- Airway management: Endotracheal intubation may be necessary if life-threatening cardiac dysrhythmias, significant CNS, or respiratory depression develop.
- Antidote: None
- Seizure: Administer IV benzodiazepines; barbiturates or propofol may be needed if seizures persist or recur.
- Hypotensive episode: IV 0.9% NaCl at 10 mL to 20 mL/kg, dopamine, norepinephrine.
- Ventricular arrhythmia: Institute continuous cardiac monitoring, obtain an ECG, and administer oxygen. Evaluate for hypoxia, acidosis, and electrolyte disorders. Lidocaine and amiodarone are generally first line agents for stable monomorphic ventricular tachycardia, particularly in patients with underlying impaired cardiac function. Amiodarone should be used with caution if a substance that prolongs the QT interval and/or causes torsades de pointes is involved in the overdose. Unstable rhythms require immediate cardioversion.
- Fat emulsion: Limited anecdotal evidence suggest that lipid emulsion my be useful in patients with severe cardiac or neurologic toxicity. Administer 1.5 mL/kg of 20% lipid emulsion over 2 to 3 minutes as an IV bolus, followed by an infusion of 0.25 mL/kg/min. If possible, discontinue after 30 to 60 minutes. Longer periods of lipid therapy should be considered if the patient’s hemodynamic stability is dependent on continued lipid infusion.
- Rhabdomyolysis: Administer sufficient 0.9% saline to maintain urine output of 2 to 3 mL/kg/hr. Monitor input and output, serum electrolytes, CK, and renal function. Diuretics may be necessary to maintain urine output. Urinary alkalinization is NOT routinely recommended.
- Monitoring of patient: The value of plasma lamotrigine monitoring has not been established. Monitor vital signs, serial CBC with differential, serum electrolytes, liver enzymes, and renal function in symptomatic patients. Obtain an ECG and institute continuous cardiac monitoring following significant exposures. Overdoses have resulted in ECG abnormalities, including widening QRS complex and PR prolongation. Monitor for CNS and respiratory depression. Monitor CPK levels in patients with prolonged coma or seizures.
- Enhanced elimination procedure: Hemodialysis has not been established as an effective means of removing lamotrigine from the blood. Approximately 20% (range, 5.6% to 35.1%) of the amount of lamotrigine present in the body was eliminated by hemodialysis during a 4-hour session. In 6 renal failure patients, approximately 17% of the amount of lamotrigine in the body was removed during 4 hours of hemodialysis.
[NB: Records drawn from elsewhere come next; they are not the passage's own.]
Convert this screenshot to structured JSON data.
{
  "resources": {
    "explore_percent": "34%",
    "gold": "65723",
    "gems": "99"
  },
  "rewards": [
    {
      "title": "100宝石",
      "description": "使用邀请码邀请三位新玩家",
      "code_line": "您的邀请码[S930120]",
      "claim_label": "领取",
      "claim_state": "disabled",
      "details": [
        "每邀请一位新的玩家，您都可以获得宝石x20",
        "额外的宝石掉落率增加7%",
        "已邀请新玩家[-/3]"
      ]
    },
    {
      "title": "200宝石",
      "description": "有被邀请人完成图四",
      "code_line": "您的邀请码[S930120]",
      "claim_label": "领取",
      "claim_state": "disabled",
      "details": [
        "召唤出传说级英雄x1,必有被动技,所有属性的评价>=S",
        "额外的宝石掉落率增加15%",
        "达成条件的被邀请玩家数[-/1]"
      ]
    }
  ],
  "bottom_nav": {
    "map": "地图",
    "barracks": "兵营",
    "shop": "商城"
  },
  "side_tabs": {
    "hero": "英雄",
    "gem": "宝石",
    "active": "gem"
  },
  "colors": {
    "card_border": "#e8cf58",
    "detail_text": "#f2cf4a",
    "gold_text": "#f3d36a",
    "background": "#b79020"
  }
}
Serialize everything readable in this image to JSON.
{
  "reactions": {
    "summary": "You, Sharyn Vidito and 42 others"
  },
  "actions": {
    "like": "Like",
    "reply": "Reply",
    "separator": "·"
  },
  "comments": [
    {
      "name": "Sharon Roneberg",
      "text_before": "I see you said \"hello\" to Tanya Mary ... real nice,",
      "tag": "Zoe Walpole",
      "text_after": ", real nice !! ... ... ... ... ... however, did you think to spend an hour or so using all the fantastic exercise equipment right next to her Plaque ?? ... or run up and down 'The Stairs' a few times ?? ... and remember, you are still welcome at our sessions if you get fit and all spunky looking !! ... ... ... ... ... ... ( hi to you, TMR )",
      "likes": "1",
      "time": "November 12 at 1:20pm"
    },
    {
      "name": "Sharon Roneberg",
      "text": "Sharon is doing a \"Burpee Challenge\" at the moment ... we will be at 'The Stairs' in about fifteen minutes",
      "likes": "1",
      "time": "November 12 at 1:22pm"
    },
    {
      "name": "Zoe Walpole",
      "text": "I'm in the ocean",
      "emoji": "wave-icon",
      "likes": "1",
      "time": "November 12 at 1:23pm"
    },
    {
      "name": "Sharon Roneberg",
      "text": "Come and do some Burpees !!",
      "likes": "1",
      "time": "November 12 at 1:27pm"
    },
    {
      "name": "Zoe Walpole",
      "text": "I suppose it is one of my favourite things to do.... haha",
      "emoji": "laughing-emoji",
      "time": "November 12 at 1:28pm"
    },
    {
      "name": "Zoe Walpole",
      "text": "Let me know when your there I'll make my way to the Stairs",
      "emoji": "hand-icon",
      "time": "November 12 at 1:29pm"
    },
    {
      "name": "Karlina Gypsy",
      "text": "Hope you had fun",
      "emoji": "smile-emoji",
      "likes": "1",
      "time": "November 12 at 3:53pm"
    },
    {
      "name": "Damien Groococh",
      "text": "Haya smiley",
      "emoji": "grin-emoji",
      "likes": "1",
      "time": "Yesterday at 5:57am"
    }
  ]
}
- Patient disposition: OBSERVATION CRITERIA: All patients with deliberate self-harm ingestions should be evaluated in a healthcare facility and monitored until symptoms resolve. Children with unintentional ingestions who are symptomatic should be observed in a healthcare facility. ADMISSION CRITERIA: Patients with a deliberate ingestions demonstrating cardiotoxicity, seizure activity, or other persistent neurotoxicity should be admitted. CONSULT CRITERIA: Call a Poison Center for assistance in managing patients with severe toxicity or in whom the diagnosis is unclear.